Your instructions. For the string "배송조회", find every matching line in the records and copy it.

Exercise data.
▶

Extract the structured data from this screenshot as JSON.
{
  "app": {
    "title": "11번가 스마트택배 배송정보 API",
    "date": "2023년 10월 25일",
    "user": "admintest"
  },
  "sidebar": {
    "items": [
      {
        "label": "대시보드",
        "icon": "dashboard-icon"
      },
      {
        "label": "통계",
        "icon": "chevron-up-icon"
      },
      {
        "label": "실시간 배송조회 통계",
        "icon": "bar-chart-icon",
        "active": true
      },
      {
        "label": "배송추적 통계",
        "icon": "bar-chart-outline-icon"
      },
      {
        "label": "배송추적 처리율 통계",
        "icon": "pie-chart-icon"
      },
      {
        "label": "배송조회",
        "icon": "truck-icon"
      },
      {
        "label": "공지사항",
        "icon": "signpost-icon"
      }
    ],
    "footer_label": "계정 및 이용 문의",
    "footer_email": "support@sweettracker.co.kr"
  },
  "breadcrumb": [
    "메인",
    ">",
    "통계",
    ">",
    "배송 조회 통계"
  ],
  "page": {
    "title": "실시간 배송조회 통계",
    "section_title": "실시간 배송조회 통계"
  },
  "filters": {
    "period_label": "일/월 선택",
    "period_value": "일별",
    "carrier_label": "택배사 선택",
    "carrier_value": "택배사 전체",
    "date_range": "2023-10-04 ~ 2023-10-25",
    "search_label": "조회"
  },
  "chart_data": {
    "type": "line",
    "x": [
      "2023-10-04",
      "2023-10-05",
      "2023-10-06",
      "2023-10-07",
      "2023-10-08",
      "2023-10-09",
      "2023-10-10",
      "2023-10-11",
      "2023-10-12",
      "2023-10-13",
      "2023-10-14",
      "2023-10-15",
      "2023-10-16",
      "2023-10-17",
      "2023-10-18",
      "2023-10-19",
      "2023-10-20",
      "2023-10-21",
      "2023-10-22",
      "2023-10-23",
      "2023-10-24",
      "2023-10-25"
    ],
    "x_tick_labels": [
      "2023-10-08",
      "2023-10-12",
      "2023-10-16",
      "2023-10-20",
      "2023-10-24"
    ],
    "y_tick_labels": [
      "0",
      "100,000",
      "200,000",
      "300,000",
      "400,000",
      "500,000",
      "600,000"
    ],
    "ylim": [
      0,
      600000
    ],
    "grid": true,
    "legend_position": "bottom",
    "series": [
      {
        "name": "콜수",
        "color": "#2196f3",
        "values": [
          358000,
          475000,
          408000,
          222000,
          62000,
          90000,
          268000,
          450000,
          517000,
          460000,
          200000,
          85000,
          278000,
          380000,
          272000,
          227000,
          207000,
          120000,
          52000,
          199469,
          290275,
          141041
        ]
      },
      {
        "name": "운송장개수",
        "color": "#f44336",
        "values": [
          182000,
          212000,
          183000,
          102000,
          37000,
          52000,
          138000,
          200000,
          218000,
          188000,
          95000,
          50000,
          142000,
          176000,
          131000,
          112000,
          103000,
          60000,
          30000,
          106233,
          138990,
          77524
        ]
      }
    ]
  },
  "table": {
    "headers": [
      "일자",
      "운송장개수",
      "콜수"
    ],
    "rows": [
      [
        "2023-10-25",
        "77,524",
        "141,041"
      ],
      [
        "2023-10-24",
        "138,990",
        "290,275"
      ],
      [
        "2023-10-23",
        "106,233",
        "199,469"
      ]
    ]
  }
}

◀

Your solution.
        "label": "실시간 배송조회 통계",
        "label": "배송조회",
    "title": "실시간 배송조회 통계",
    "section_title": "실시간 배송조회 통계"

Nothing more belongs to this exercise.